Start of SUPPLIED ENTRIES
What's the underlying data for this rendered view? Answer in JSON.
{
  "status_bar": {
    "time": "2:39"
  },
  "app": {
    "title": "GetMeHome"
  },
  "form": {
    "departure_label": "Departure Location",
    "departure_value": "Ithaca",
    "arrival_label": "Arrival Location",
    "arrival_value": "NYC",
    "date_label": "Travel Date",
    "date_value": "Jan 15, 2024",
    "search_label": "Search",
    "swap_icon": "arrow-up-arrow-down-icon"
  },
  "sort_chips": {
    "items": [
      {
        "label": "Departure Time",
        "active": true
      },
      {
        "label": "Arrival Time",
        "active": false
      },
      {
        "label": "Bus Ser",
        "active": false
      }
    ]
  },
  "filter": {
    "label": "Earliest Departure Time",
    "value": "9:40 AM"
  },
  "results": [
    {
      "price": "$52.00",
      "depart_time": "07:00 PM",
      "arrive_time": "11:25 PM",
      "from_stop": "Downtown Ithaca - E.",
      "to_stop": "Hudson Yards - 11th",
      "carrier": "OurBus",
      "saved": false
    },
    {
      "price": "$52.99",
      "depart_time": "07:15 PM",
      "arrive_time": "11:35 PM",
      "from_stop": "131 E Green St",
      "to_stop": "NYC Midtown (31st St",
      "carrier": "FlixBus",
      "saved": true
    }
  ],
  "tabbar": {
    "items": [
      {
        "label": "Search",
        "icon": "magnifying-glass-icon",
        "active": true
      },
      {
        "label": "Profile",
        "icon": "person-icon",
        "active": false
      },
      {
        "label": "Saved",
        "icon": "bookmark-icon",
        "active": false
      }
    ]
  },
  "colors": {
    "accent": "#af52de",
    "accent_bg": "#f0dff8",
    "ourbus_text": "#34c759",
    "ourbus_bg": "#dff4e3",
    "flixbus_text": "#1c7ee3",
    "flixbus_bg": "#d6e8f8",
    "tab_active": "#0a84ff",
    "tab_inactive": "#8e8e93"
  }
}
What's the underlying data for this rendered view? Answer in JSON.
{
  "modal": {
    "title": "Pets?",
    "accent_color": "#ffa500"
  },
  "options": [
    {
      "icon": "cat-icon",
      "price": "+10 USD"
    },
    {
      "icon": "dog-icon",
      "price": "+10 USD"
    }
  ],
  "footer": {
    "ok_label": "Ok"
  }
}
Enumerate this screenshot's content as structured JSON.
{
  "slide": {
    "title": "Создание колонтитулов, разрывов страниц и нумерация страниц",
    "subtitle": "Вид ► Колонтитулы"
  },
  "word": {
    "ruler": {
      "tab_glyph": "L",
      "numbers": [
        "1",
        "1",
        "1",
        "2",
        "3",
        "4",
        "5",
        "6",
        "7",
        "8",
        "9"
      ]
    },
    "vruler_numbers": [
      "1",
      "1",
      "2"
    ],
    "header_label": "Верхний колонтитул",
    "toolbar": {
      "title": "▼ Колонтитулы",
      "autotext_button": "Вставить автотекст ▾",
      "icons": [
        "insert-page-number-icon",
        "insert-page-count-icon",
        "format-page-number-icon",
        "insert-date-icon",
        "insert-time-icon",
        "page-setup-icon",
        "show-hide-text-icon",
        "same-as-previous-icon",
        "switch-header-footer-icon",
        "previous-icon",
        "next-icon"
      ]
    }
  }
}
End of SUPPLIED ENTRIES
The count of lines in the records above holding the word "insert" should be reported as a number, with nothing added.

4